Filter the listing below down to the lines with the word "keys" and copy those.
---+---
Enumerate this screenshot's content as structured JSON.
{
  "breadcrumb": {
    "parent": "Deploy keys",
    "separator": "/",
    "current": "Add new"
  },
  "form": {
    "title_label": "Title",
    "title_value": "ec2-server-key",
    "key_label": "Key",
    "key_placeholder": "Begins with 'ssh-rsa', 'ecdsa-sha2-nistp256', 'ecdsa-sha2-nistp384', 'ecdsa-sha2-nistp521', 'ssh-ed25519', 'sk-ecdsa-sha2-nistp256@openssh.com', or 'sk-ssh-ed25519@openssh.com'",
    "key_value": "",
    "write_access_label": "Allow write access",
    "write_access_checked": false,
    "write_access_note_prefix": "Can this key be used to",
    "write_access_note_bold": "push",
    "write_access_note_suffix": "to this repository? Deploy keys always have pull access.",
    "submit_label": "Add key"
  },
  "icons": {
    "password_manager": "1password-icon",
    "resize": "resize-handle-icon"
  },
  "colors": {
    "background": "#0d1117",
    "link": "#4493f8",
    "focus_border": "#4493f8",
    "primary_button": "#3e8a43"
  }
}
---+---
## Your solution:
    "parent": "Deploy keys",
    "write_access_note_suffix": "to this repository? Deploy keys always have pull access.",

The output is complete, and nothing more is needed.